NCSL's Washington staff advocate Congress, the White House, and federal agencies on behalf of state legislatures in accord with the policy directives and resolutions that are recommended by the NCSL Standing Committees and adopted by the full conference at the annual NCSL Legislative Summit Business Meeting.
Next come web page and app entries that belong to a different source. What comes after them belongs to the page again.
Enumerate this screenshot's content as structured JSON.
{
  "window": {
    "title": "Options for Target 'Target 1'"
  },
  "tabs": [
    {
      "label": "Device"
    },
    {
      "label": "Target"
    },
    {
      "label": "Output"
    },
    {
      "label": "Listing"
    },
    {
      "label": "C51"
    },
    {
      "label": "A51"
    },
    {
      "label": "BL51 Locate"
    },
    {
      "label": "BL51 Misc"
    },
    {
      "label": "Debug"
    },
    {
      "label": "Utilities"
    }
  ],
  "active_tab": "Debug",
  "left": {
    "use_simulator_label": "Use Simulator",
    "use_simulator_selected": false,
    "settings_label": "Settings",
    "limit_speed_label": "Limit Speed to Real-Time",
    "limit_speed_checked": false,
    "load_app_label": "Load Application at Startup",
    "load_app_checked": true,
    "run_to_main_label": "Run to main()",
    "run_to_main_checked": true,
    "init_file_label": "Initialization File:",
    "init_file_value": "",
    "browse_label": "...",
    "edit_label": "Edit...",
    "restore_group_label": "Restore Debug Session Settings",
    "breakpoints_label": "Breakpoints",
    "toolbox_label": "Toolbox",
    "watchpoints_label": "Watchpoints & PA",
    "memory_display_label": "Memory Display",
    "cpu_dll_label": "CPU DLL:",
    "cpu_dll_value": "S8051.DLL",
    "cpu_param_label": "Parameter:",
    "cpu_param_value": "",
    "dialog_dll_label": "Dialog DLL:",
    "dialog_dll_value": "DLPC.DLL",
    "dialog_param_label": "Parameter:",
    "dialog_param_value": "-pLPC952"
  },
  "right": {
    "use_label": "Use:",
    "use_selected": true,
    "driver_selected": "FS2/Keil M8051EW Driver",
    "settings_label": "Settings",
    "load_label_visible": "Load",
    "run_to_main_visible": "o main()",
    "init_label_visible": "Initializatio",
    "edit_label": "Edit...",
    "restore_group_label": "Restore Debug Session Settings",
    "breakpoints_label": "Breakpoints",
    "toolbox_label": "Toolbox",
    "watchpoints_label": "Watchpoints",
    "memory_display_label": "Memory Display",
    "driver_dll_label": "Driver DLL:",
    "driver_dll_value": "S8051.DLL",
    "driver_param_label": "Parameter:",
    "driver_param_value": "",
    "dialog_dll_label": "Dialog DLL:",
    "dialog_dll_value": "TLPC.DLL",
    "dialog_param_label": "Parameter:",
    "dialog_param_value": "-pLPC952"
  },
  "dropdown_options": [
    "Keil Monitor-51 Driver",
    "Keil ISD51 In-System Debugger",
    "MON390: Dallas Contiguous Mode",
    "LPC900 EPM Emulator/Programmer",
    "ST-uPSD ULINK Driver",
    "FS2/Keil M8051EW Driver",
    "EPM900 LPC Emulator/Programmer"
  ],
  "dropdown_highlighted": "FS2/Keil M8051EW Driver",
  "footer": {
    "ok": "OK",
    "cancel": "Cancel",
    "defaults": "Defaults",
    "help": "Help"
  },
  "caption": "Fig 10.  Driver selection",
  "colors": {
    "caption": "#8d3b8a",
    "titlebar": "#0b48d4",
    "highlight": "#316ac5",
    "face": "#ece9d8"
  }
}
As a result of the advocacy that is guided by these policies positions, NCSL is recognized as a formidable lobbying force in state-federal relations.

NCSL Staff in Washington, D.C.

  • Neal Osten | 202-624-8660 | Molly Ramsdell | 202-624-3584 | Directors
  • Max Behlke | 202-624-3586 | Budgets and Revenue
  • Danielle Dean | 202-624-8698 | Communications, Financial Services
  • Susan Frederick | 202-624-3566 | Law, Criminal Justice, and Public Safety
  • Abbie Gruwell | 202-624-3569 | Human Services
  • Ben Husch | 202-624-7779 | Natural Resources and Infrastructure 
  • Jon Jukuri  | 202-624-8663 | Labor, Economic Development and International Trade
  • Haley Nicholson | 202-624-8662 | Health
  • Ethan Wilson | 202-624-8686 | Commerce and Financial Services
  • Joan Wodiska | 202-624-3558 | Education